The Fordham College Rose Hill (FCRH) Class of 2009 bid adieu to Fordham at an Encaenia ceremony that was the last for the college’s dean, Brennan O’Donnell, Ph.D.
The annual event, which was held on May 14 in the Rose Hill Gymnasium, drew students, friends and family to celebrate membership in honor societies such as Phi Beta Kappa; winning Fulbright fellowships and other prestigious awards; and a host of additional achievements.
O’Donnell, who will begin his duties as president of Manhattan College in July, noted that there was a certain symmetry to this Encaenia, as this was the first class he recruited when he became FCRH dean in 2004. Addressing the soon-to-be graduates, he told them that their liberal arts educations would help them look beyond troubled times.
“I hope that such a long view makes you more than usually suspicious of the claims of the information-entertainment industry, when it uses terms like unprecedented, or tells you things are skyrocketing, or nose diving, soaring, or crashing, imploding or exploding, or that they’re tottering or teetering on the brink,” he said.
“All this is very exciting, no doubt, but words like skyrocketing or nose diving—applied to economy, for example—are what George Orwell called ‘dying metaphors,’” O’Donnell explained.
“These are words that once expressed a fresh and accurate view of reality by making apt comparison, but have now become placeholders for thoughtless speakers who are imitating other thoughtless speakers who have forgotten that they’re even using metaphors.”
He also thanked colleagues at Fordham, and in particular, Veronica Boland, assistant to the dean of Fordham College at Rose Hill. Boland is leaving after 30 years to become executive assistant to the president of Manhattan College.
“While as the president-elect of Manhattan College I could not be more delighted, as the current dean of the college, and Veronica’s seventh dean, I know exactly how sad a day it will be for her colleagues when the day of her departure comes,” he said.
“In presenting her earlier this year with the Sursum Corda award—the highest award that the University gives to its employees—I said of Veronica: Her uncompromising insistence on doing things right is matched only by the good-humored graciousness that marks everything that she does. She has exquisite tact, which means that she almost never has to correct the dean . . .directly.”
The Claver Award, which is named for St. Peter Claver, an 18th-century Spanish Jesuit, was presented to Stephanie Crane.

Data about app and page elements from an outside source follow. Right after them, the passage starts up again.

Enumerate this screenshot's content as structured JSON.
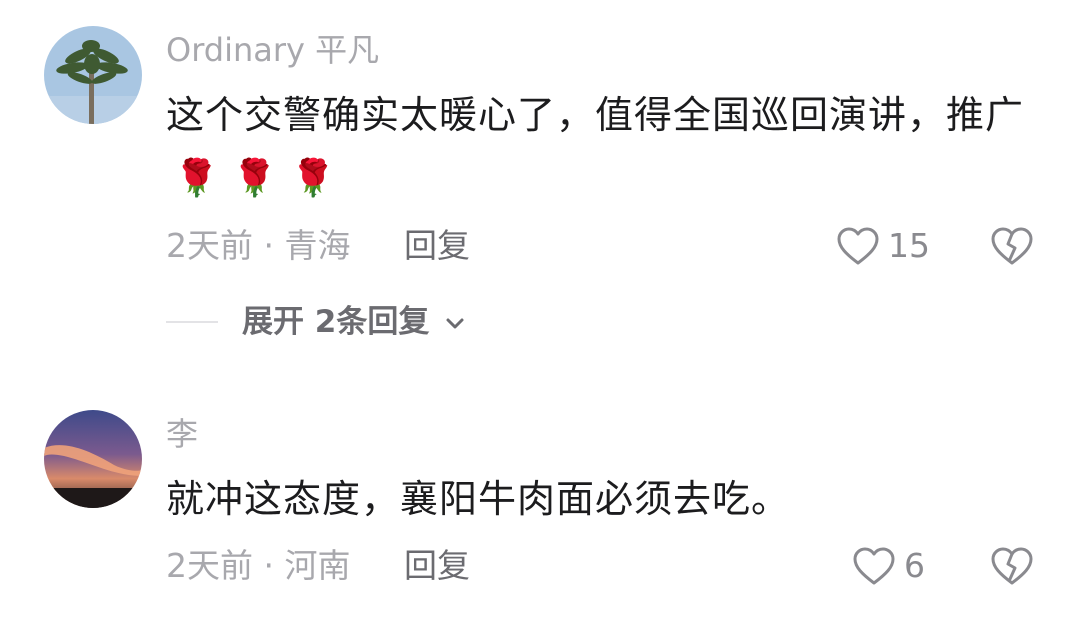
{
  "comments": [
    {
      "username": "Ordinary 平凡",
      "text": "这个交警确实太暖心了，值得全国巡回演讲，推广",
      "emoji": "🌹 🌹 🌹",
      "meta": "2天前 · 青海",
      "reply_label": "回复",
      "likes": "15",
      "expand_replies": "展开 2条回复"
    },
    {
      "username": "李",
      "text": "就冲这态度，襄阳牛肉面必须去吃。",
      "meta": "2天前 · 河南",
      "reply_label": "回复",
      "likes": "6"
    }
  ],
  "colors": {
    "text": "#1c1c1e",
    "muted": "#a8a8ad",
    "reply": "#6b6b70",
    "icon": "#8a8a8f"
  }
}
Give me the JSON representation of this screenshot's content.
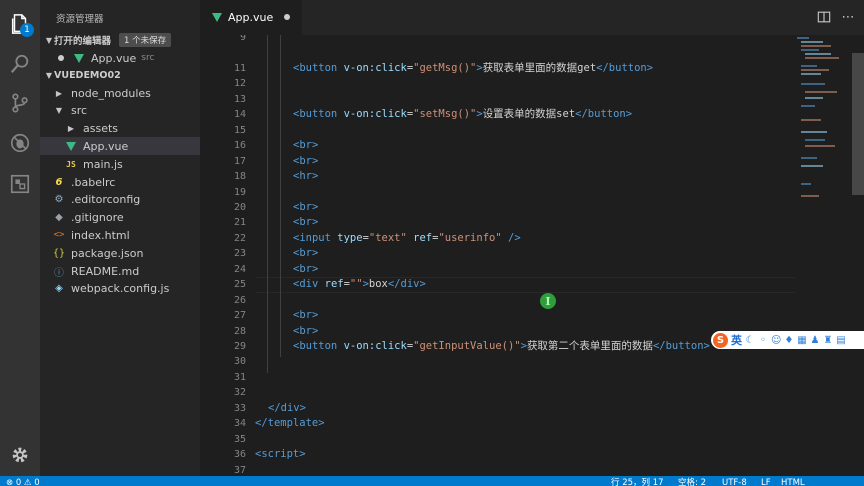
{
  "activity": {
    "items": [
      "files-icon",
      "search-icon",
      "source-control-icon",
      "debug-icon",
      "extensions-icon"
    ],
    "explorer_badge": "1",
    "settings": "gear-icon"
  },
  "sidebar": {
    "title": "资源管理器",
    "open_editors": {
      "label": "打开的编辑器",
      "unsaved": "1 个未保存",
      "file": "App.vue",
      "folder": "src"
    },
    "project": "VUEDEMO02",
    "tree": [
      {
        "name": "node_modules",
        "kind": "folder-closed",
        "indent": 1
      },
      {
        "name": "src",
        "kind": "folder-open",
        "indent": 1
      },
      {
        "name": "assets",
        "kind": "folder-closed",
        "indent": 2
      },
      {
        "name": "App.vue",
        "kind": "vue",
        "indent": 2,
        "selected": true
      },
      {
        "name": "main.js",
        "kind": "js",
        "indent": 2
      },
      {
        "name": ".babelrc",
        "kind": "babel",
        "indent": 1
      },
      {
        "name": ".editorconfig",
        "kind": "gear",
        "indent": 1
      },
      {
        "name": ".gitignore",
        "kind": "git",
        "indent": 1
      },
      {
        "name": "index.html",
        "kind": "html",
        "indent": 1
      },
      {
        "name": "package.json",
        "kind": "json",
        "indent": 1
      },
      {
        "name": "README.md",
        "kind": "info",
        "indent": 1
      },
      {
        "name": "webpack.config.js",
        "kind": "webpack",
        "indent": 1
      }
    ]
  },
  "tabs": [
    {
      "label": "App.vue",
      "modified": true
    }
  ],
  "editor": {
    "first_line": 9,
    "lines": [
      {
        "n": "9",
        "tokens": []
      },
      {
        "n": "11",
        "tokens": [
          [
            "t",
            "<button"
          ],
          [
            "x",
            " "
          ],
          [
            "a",
            "v-on:click"
          ],
          [
            "x",
            "="
          ],
          [
            "s",
            "\"getMsg()\""
          ],
          [
            "t",
            ">"
          ],
          [
            "x",
            "获取表单里面的数据get"
          ],
          [
            "t",
            "</button>"
          ]
        ]
      },
      {
        "n": "12",
        "tokens": []
      },
      {
        "n": "13",
        "tokens": []
      },
      {
        "n": "14",
        "tokens": [
          [
            "t",
            "<button"
          ],
          [
            "x",
            " "
          ],
          [
            "a",
            "v-on:click"
          ],
          [
            "x",
            "="
          ],
          [
            "s",
            "\"setMsg()\""
          ],
          [
            "t",
            ">"
          ],
          [
            "x",
            "设置表单的数据set"
          ],
          [
            "t",
            "</button>"
          ]
        ]
      },
      {
        "n": "15",
        "tokens": []
      },
      {
        "n": "16",
        "tokens": [
          [
            "t",
            "<br>"
          ]
        ]
      },
      {
        "n": "17",
        "tokens": [
          [
            "t",
            "<br>"
          ]
        ]
      },
      {
        "n": "18",
        "tokens": [
          [
            "t",
            "<hr>"
          ]
        ]
      },
      {
        "n": "19",
        "tokens": []
      },
      {
        "n": "20",
        "tokens": [
          [
            "t",
            "<br>"
          ]
        ]
      },
      {
        "n": "21",
        "tokens": [
          [
            "t",
            "<br>"
          ]
        ]
      },
      {
        "n": "22",
        "tokens": [
          [
            "t",
            "<input"
          ],
          [
            "x",
            " "
          ],
          [
            "a",
            "type"
          ],
          [
            "x",
            "="
          ],
          [
            "s",
            "\"text\""
          ],
          [
            "x",
            " "
          ],
          [
            "a",
            "ref"
          ],
          [
            "x",
            "="
          ],
          [
            "s",
            "\"userinfo\""
          ],
          [
            "x",
            " "
          ],
          [
            "t",
            "/>"
          ]
        ]
      },
      {
        "n": "23",
        "tokens": [
          [
            "t",
            "<br>"
          ]
        ]
      },
      {
        "n": "24",
        "tokens": [
          [
            "t",
            "<br>"
          ]
        ]
      },
      {
        "n": "25",
        "tokens": [
          [
            "t",
            "<div"
          ],
          [
            "x",
            " "
          ],
          [
            "a",
            "ref"
          ],
          [
            "x",
            "="
          ],
          [
            "s",
            "\"\""
          ],
          [
            "t",
            ">"
          ],
          [
            "x",
            "box"
          ],
          [
            "t",
            "</div>"
          ]
        ]
      },
      {
        "n": "26",
        "tokens": []
      },
      {
        "n": "27",
        "tokens": [
          [
            "t",
            "<br>"
          ]
        ]
      },
      {
        "n": "28",
        "tokens": [
          [
            "t",
            "<br>"
          ]
        ]
      },
      {
        "n": "29",
        "tokens": [
          [
            "t",
            "<button"
          ],
          [
            "x",
            " "
          ],
          [
            "a",
            "v-on:click"
          ],
          [
            "x",
            "="
          ],
          [
            "s",
            "\"getInputValue()\""
          ],
          [
            "t",
            ">"
          ],
          [
            "x",
            "获取第二个表单里面的数据"
          ],
          [
            "t",
            "</button>"
          ]
        ]
      },
      {
        "n": "30",
        "tokens": []
      },
      {
        "n": "31",
        "tokens": []
      },
      {
        "n": "32",
        "tokens": []
      },
      {
        "n": "33",
        "tokens": [
          [
            "t",
            "</div>"
          ]
        ]
      },
      {
        "n": "34",
        "tokens": [
          [
            "t",
            "</template>"
          ]
        ]
      },
      {
        "n": "35",
        "tokens": []
      },
      {
        "n": "36",
        "tokens": [
          [
            "t",
            "<script>"
          ]
        ]
      },
      {
        "n": "37",
        "tokens": []
      }
    ]
  },
  "ime": {
    "lang": "英",
    "logo": "S"
  },
  "status": {
    "left": "⊗ 0  ⚠ 0",
    "position": "行 25，列 17",
    "spaces": "空格: 2",
    "encoding": "UTF-8",
    "eol": "LF",
    "language": "HTML"
  }
}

Fordham’s Jesuit community gives it annually to the Rose Hill senior who most exemplifies the University’s dedication to community service.
Michelle Costantino received the Fordham College Alumni Award, which is a chair presented to the student who best shows the Fordham spirit of excellence in academic, service and extracurricular activities.
In her valedictory address, Christine Schwall, told her fellow classmates that the U2 concert that occurred this past March on Edwards Parade was an example of the togetherness that made her time at Fordham memorable, and even helped her cope with her father’s death during her sophomore year.
“A line from one of their songs, “But I still haven’t found what I’m looking for,” seems to be describing what we might be feeling tonight, or how our job search is going. The lines, “Here’s what we got to be: love and community,” may be voicing something we all finally appreciate,” she said.
Having been nurtured in the Fordham community, Schwall extorted her classmates to give back to the world community.
“As Mark Twain once said, ‘Don’t go around saying the world owes you a living. The world owes you nothing. It was here first.’ Class of 2009, as I leave you this evening, consider the following: as a result of the education we have received from Fordham, what do we owe the world?”